#6 Cucumbers

One of the first in the extend of patio vegetables and it’s a suitable vine variety for wide containers with small trellises. This quick-growing plant supply early with high submits of 20cm-long, dark-green cucumbers that are flavourful and crunchy.

Growing tips: Choose a big container and then add organic compost to the potting mix for fertile soil, and water daily making sure the container drains easily. Fertilize when the plant starts to set fruit. For good quality, don’t tolerate the fruits to become overripe on the vine.

Vegetable Planting Calendar in South Africa

VegetablesPlanting seasonHarvest
BroccoliJanuary10 to 15 weeks
CarrotJanuary to April12 to 18 weeks
CapsicumAugust to September10 to 12 weeks
CucumberSeptember to December8 to 10 weeks
Chilli peppersSeptember to November9 to 11 weeks
CabbageJanuary to March11 to 15 weeks
TomatoJanuary10 weeks


  1. I like to learn about planting vegetables and fruits and I have a back yard where I started to plant on 2018
    Planting different vegetables I like to learn more about planting

  2. I like to grow vegetables that are useful such as spinach, onions, green pepper, tomatoes, beetroot, pumpkin, cabbage and garlic.

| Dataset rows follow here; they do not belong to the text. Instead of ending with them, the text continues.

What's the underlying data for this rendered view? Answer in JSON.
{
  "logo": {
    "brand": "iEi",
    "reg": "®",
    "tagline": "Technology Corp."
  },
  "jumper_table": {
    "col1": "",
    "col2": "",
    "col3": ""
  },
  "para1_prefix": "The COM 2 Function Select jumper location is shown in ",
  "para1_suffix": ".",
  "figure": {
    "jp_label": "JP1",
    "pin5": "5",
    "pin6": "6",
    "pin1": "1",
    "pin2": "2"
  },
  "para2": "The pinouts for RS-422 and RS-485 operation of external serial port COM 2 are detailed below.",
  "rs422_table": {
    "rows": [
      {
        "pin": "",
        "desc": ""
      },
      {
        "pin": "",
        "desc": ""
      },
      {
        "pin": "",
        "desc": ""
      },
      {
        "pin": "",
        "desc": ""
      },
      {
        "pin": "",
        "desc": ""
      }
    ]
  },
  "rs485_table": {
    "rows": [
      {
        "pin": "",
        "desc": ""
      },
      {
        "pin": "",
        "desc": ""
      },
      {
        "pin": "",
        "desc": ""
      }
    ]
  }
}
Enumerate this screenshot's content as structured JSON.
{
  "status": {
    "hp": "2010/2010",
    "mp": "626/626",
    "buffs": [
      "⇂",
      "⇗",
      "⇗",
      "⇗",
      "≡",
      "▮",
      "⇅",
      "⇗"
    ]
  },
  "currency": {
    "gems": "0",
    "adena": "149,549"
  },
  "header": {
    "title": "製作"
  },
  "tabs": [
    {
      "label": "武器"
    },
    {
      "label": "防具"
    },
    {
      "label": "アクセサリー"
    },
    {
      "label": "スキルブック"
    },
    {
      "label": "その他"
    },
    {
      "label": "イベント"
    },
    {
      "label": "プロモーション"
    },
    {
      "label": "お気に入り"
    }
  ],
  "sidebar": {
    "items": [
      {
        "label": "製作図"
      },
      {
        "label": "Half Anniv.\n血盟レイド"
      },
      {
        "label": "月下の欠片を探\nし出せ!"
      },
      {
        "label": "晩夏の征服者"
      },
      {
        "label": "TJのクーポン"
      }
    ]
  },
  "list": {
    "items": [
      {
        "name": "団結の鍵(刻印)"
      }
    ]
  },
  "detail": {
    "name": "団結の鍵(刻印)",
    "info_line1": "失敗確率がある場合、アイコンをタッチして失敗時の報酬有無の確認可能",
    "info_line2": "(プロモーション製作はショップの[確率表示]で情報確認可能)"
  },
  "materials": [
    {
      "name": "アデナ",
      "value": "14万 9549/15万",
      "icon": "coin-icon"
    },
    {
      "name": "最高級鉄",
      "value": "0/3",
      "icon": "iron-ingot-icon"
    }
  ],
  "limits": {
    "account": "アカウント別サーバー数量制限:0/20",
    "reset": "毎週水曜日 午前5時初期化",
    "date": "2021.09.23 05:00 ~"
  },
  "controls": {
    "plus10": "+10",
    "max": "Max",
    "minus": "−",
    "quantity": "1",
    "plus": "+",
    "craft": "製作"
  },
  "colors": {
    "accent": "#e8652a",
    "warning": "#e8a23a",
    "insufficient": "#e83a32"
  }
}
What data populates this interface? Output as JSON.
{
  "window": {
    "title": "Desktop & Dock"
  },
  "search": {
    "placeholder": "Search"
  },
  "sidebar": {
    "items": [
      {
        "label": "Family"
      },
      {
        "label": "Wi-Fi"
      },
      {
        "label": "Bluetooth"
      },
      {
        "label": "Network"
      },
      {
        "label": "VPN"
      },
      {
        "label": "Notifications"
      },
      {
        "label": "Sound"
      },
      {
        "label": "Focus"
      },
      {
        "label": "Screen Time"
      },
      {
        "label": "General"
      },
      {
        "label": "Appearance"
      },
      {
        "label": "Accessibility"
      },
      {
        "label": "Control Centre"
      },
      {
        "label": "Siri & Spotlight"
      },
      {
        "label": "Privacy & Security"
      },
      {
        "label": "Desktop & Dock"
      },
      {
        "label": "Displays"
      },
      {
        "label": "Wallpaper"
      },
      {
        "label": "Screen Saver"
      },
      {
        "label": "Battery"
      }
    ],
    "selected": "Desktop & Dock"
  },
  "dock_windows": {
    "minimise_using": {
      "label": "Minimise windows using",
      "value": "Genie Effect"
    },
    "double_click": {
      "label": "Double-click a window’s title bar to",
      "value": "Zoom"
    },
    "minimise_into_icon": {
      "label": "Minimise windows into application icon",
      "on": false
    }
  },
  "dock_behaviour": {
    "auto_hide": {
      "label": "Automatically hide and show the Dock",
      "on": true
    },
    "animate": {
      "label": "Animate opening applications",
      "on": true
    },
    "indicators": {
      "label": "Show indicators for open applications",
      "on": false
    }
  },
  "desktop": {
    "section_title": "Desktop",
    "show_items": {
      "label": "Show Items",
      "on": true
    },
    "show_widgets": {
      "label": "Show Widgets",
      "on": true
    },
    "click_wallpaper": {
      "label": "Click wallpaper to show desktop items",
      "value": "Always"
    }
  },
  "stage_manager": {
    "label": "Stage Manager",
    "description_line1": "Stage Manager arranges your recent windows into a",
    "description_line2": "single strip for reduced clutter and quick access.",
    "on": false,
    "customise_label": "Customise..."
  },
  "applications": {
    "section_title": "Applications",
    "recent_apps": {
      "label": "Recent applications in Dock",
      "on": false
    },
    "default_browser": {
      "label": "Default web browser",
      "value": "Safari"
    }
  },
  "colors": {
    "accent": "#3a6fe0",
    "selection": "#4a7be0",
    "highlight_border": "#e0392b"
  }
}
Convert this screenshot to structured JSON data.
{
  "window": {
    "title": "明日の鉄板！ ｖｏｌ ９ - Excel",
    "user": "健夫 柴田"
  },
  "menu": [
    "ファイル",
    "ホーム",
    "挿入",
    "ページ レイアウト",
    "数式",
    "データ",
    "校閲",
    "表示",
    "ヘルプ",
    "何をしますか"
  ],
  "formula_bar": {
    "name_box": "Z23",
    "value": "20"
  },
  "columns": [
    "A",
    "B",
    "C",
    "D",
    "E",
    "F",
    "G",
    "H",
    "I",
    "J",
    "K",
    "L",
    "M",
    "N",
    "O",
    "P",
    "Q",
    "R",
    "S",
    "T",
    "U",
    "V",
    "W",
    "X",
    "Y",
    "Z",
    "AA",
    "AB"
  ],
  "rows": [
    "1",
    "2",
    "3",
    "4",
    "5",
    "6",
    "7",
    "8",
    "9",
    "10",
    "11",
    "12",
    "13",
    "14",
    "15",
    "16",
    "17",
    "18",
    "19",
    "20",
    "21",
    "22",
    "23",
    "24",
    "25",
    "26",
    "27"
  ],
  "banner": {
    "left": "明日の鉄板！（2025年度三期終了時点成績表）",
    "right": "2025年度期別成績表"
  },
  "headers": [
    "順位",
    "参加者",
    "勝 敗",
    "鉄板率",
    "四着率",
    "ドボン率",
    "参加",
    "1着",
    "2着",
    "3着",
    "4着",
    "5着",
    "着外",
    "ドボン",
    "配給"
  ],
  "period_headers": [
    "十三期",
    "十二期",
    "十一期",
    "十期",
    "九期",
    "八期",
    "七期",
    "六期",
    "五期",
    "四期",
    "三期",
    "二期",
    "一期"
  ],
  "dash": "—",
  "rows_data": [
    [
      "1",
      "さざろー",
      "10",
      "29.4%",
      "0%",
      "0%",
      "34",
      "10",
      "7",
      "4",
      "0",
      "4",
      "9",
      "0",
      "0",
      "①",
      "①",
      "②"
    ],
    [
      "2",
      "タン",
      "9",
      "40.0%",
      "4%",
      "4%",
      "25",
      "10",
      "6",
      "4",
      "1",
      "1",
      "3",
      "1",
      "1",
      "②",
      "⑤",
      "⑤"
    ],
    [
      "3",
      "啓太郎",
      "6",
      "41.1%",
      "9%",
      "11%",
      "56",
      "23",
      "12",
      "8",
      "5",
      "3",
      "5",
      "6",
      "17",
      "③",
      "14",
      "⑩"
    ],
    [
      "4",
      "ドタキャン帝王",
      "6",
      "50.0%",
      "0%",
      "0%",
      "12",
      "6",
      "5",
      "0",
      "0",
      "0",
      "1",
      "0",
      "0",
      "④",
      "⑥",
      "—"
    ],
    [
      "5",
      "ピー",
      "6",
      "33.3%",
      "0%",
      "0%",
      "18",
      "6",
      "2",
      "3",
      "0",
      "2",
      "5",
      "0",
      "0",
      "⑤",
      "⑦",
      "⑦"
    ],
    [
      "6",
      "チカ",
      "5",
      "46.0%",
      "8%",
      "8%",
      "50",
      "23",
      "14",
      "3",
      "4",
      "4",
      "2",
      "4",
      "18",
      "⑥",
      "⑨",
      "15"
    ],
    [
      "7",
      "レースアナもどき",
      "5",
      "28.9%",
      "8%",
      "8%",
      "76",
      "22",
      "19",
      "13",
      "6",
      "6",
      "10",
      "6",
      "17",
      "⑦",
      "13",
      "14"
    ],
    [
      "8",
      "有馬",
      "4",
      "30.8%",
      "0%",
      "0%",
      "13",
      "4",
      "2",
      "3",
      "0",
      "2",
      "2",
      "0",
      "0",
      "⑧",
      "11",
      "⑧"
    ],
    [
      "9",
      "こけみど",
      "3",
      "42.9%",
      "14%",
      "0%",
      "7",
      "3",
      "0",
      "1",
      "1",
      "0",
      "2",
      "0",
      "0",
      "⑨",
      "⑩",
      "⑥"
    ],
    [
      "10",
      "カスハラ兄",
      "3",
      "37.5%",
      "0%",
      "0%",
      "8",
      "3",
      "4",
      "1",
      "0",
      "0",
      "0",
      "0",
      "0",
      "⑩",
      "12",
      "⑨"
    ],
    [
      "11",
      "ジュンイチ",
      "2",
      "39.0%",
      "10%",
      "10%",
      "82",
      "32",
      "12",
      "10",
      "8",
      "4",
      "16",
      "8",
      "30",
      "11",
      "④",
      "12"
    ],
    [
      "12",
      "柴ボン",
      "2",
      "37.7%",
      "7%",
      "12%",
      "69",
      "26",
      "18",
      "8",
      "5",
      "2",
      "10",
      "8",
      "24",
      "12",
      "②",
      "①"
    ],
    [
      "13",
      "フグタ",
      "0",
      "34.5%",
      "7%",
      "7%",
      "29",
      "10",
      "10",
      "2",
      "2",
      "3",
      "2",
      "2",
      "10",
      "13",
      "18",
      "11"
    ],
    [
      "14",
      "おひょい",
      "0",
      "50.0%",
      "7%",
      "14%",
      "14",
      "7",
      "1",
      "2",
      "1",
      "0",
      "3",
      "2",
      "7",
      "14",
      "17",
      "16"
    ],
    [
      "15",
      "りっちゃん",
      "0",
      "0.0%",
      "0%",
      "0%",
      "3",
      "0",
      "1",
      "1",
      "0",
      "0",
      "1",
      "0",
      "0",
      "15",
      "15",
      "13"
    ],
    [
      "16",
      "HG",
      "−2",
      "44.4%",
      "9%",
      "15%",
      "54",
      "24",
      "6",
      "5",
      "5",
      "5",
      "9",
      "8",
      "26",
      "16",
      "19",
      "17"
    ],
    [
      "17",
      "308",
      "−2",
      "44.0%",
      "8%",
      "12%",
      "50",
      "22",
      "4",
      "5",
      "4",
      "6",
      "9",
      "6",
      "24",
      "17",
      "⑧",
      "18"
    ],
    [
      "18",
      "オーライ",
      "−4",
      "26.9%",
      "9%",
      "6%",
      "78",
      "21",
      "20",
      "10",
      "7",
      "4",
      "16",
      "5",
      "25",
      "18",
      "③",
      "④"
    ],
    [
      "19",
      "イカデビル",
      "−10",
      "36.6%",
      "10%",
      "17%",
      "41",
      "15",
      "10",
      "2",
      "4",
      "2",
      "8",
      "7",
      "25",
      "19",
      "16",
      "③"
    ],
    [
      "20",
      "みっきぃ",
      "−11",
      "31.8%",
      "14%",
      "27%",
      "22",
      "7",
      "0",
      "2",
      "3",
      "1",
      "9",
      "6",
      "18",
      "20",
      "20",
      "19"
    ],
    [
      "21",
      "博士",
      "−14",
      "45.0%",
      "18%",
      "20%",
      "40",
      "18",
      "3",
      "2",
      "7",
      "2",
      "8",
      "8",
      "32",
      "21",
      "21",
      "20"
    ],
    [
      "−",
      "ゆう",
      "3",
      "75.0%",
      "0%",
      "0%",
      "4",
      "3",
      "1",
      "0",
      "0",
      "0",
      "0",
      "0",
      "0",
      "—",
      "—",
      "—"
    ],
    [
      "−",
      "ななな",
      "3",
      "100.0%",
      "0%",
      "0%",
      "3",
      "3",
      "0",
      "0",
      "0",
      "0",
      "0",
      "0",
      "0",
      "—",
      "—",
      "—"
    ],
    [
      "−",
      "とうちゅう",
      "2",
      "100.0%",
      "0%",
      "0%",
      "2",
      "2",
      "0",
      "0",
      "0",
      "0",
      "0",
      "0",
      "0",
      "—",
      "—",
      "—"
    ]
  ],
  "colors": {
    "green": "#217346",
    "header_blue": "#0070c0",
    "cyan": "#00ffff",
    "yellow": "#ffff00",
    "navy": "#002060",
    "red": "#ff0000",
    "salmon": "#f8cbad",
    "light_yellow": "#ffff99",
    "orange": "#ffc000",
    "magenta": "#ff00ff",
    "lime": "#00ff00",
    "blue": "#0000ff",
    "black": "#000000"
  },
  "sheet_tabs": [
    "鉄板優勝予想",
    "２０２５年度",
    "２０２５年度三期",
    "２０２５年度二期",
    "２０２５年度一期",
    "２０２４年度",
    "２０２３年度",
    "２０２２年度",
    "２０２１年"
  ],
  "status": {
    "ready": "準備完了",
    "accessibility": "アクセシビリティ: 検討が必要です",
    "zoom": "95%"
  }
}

    When is the exact time to start. Is there a winter spinach?


Please enter your comment!
Please enter your name here